Like most of the superheroes in The Boys, A-Train is spoilt, selfish and morally defective. This is what happens when you are virtually indestructible, when everyone wants to pose for a selfie with you or sleep with you, when you have special skills – invisibility, laser eyes, flying – more impressive than any major league sporting stars. We overhear A-Train in the exclusive club where superheroes go to indulge their depraved, decadent whims (sex with multiple girls while dangling from the ceiling, etc) making light of Robin’s death with one of his mates.
Enter Billy Butcher (Karl Urban) who, apart from having the least convincing accent since Dick Van Dyke’s Cockney chimney sweep – Antipodes meets bad impersonation of a gangster from a Guy Ritchie movie – specializes in killing errant superheroes. You root for him and his team (which naturally includes new recruit Hughie) because though his accent is terrible, the superheroes – especially the most prominent ones in a group called The Seven – are even worse. Worst of the lot is Homelander (Antony Starr), whose carefully cultivated public image of decency, magnanimity and wholesomeness masks venality and cowardice so despicable that after you’ve seen what he does in episode four you’ll be rooting for him to be destroyed horribly.
Though it’s extremely dark and violent it’s also very funny. Hughie is haunted by the hideous thought that the very last words his late girlfriend heard was his exhortation not to dismiss lightly the lyrics of Billy Joel; the cartoonish deaths – by analingus, by explosives up the rectum, etc. – are inventively puerile; and there’s a great running joke about the crap superpower of The Deep (Chace Crawford), whose talent for swimming deep underwater and communicating with dolphins leaves him feeling inadequate and unwanted.

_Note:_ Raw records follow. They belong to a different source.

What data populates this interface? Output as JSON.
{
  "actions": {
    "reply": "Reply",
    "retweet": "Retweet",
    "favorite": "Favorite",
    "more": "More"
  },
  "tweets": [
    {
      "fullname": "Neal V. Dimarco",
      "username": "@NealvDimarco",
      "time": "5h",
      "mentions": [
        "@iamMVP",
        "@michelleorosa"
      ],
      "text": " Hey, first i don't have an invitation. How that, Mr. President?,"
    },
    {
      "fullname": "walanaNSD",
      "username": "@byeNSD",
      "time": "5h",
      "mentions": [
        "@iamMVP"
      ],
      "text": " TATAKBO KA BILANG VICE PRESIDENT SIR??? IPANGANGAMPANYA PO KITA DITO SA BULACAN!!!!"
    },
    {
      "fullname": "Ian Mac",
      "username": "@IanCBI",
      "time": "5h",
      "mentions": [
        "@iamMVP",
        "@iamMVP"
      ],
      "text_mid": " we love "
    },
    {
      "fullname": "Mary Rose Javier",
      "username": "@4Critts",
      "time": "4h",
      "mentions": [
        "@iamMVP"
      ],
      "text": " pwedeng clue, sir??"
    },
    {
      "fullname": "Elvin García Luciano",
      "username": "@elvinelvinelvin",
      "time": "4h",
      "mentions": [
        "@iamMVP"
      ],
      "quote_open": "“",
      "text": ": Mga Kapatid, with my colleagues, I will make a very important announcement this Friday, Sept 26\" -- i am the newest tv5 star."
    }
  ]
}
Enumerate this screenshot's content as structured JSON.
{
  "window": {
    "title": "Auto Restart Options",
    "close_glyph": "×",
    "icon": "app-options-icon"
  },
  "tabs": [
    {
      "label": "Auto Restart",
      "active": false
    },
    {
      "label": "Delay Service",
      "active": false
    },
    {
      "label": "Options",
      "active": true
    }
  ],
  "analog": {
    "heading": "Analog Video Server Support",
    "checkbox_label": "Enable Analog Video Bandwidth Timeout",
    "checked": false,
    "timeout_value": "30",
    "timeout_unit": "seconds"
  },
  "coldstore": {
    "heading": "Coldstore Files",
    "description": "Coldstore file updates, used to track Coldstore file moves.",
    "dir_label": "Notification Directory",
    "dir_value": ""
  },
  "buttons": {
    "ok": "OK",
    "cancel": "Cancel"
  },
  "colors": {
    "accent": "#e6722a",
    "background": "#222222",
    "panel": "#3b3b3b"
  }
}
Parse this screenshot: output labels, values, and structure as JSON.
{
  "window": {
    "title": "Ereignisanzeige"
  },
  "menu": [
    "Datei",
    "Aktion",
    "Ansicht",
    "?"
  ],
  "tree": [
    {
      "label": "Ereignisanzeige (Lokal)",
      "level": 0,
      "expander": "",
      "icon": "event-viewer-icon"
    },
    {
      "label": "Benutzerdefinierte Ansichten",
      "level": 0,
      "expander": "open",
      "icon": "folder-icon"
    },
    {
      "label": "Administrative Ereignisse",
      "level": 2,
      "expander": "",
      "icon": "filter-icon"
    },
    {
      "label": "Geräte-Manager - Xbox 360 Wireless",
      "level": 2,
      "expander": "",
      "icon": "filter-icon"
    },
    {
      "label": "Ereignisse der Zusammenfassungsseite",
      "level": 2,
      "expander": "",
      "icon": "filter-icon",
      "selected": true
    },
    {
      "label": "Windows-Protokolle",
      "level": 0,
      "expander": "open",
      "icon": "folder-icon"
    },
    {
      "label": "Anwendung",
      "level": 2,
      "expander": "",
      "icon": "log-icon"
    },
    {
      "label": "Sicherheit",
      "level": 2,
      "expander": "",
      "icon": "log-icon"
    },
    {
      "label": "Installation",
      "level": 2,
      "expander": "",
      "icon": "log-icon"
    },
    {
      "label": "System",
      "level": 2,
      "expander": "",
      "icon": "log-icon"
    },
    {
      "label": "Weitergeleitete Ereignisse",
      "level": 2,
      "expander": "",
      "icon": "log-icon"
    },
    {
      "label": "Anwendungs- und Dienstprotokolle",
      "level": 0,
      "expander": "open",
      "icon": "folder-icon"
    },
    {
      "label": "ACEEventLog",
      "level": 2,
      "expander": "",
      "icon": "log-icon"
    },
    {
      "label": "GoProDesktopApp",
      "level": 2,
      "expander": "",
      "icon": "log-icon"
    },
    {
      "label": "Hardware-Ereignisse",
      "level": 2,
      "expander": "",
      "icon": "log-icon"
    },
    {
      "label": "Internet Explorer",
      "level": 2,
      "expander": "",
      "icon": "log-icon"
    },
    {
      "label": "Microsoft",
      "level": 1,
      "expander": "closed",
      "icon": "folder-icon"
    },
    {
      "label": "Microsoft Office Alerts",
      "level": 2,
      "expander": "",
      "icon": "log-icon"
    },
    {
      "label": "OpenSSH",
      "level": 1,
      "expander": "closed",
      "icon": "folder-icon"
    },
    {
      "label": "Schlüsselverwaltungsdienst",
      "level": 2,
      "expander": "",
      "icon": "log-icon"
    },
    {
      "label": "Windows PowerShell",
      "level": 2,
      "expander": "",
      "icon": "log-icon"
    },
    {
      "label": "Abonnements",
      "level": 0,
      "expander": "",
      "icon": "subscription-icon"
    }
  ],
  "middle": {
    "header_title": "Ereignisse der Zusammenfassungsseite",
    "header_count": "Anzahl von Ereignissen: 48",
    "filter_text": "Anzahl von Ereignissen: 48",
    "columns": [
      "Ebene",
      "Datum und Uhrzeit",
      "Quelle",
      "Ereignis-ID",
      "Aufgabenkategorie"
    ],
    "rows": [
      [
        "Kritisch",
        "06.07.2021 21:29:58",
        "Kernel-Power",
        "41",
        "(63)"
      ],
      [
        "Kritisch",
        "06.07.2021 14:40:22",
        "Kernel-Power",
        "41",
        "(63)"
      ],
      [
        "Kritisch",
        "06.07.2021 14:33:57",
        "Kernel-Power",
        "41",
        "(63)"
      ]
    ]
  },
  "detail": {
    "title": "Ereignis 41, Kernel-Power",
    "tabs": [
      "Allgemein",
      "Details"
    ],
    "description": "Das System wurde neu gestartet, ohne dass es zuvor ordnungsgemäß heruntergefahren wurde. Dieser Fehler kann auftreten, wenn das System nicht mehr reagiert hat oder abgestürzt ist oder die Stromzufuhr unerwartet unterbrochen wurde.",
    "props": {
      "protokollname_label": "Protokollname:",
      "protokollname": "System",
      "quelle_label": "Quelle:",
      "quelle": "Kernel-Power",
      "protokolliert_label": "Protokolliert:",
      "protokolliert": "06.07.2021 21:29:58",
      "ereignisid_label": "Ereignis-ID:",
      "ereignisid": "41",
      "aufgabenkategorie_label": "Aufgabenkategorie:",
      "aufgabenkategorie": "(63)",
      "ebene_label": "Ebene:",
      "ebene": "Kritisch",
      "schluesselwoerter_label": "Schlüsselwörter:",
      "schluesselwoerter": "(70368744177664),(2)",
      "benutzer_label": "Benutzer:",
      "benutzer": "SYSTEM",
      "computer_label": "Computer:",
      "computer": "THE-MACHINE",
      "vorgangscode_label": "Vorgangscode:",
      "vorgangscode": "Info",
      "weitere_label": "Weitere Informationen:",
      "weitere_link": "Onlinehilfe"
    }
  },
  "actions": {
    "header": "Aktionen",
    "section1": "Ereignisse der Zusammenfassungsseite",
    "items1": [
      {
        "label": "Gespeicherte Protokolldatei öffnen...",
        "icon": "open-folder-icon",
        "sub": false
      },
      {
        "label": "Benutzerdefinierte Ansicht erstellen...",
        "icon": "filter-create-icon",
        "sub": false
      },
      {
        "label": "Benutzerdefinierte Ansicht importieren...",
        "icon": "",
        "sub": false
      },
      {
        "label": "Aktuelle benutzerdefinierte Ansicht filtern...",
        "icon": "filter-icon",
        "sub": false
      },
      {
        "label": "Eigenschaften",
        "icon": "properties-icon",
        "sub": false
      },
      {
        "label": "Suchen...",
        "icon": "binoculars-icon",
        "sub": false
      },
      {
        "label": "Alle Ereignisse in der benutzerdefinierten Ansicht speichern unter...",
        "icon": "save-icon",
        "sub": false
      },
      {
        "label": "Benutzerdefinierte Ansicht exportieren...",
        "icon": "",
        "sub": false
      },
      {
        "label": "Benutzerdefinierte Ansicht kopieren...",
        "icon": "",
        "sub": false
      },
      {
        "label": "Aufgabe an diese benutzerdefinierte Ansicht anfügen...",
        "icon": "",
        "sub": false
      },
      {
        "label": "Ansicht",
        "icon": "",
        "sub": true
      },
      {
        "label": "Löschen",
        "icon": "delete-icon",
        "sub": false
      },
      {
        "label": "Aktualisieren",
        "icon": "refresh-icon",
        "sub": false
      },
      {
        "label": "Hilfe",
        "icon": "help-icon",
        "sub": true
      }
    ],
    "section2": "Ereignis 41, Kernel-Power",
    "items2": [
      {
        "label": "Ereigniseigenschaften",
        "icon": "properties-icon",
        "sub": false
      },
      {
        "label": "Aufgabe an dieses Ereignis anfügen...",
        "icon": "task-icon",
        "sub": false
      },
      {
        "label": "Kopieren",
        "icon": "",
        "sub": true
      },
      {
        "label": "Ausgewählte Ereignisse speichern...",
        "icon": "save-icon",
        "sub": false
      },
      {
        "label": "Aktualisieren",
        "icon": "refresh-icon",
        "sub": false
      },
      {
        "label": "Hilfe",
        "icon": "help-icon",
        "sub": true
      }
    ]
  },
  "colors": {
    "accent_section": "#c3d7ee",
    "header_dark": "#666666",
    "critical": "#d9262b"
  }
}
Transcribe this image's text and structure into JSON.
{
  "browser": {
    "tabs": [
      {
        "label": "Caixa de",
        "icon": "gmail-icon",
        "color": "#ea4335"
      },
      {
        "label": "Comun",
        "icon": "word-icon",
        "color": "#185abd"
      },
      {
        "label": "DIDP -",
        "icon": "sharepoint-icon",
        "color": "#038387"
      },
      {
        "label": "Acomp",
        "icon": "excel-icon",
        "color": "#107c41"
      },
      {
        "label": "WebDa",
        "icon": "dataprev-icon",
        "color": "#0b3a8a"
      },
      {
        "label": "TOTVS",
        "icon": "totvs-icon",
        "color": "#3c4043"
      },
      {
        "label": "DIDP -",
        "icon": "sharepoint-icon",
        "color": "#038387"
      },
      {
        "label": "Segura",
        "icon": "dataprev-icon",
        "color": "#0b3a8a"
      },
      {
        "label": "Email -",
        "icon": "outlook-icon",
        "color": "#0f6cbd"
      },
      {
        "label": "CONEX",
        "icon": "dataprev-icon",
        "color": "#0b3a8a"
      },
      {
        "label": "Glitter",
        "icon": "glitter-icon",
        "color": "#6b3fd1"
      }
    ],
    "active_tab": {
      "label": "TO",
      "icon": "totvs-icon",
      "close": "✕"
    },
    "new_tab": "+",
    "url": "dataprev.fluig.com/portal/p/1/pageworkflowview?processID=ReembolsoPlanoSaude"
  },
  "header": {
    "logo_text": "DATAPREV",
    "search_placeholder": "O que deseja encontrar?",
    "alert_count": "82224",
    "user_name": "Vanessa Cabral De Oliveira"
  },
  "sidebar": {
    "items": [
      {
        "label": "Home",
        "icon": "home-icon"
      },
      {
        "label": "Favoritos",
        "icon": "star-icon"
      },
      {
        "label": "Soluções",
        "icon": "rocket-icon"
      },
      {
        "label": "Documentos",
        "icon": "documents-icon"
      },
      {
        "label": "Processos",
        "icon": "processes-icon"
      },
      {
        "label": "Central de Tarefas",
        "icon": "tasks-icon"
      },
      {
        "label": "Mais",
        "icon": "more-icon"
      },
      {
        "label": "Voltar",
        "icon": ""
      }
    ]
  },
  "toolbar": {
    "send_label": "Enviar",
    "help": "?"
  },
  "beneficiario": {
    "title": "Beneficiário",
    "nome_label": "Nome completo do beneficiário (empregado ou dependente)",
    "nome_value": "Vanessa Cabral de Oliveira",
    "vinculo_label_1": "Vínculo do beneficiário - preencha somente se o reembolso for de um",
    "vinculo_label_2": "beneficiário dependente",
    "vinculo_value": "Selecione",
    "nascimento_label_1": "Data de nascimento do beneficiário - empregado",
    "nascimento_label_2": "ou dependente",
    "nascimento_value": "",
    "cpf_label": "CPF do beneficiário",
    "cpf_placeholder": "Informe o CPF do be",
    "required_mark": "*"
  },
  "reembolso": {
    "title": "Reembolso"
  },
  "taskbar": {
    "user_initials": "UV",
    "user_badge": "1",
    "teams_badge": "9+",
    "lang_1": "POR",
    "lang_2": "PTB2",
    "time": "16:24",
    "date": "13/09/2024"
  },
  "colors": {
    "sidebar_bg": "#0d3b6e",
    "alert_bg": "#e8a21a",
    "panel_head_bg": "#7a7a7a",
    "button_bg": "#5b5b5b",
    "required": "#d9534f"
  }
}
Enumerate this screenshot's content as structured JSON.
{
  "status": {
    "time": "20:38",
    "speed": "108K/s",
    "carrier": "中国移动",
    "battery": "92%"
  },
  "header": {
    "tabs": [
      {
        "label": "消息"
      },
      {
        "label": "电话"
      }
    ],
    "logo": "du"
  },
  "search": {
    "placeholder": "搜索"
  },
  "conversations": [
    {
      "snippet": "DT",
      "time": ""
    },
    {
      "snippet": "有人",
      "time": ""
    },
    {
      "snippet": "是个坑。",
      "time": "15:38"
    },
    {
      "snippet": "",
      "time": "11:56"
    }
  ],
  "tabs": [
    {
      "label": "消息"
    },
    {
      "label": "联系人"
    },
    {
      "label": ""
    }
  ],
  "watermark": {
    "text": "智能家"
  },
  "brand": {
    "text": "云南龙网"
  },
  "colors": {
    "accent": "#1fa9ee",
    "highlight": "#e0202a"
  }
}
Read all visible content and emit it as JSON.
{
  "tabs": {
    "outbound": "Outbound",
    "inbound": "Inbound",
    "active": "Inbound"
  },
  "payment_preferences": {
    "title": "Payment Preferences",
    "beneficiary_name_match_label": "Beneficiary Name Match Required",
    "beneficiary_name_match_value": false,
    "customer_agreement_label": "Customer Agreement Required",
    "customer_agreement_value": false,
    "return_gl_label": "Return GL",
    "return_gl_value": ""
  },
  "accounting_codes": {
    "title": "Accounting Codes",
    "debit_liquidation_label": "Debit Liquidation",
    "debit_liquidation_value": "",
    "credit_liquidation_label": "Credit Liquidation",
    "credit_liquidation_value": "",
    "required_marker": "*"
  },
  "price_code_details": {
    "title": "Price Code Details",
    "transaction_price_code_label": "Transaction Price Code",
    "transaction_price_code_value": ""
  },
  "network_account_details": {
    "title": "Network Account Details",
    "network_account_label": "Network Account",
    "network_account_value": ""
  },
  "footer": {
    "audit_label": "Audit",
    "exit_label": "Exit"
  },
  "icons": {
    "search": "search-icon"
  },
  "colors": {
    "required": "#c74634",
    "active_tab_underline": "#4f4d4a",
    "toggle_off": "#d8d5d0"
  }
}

Like Watchmen, Deadpool and Kick-Ass before it and like Mark Millar’s forthcoming Netflix series Jupiter’s Legacy, The Boys is a refreshingly post-modern take on the superhero genre. But though it can be silly and sick, it’s never so tongue-in-cheek that you’re not invested in the characters and their narrative arcs. And, though it’s deliciously dumb and crass, it’s also a sublimely intelligent satire on celebrity culture, on the power of corporations, on post #MeToo sexual politics. Apparently it ends very awkwardly and leaves you dangling expectantly for Season Two. But that’s a small quibble. This series is a must-watch.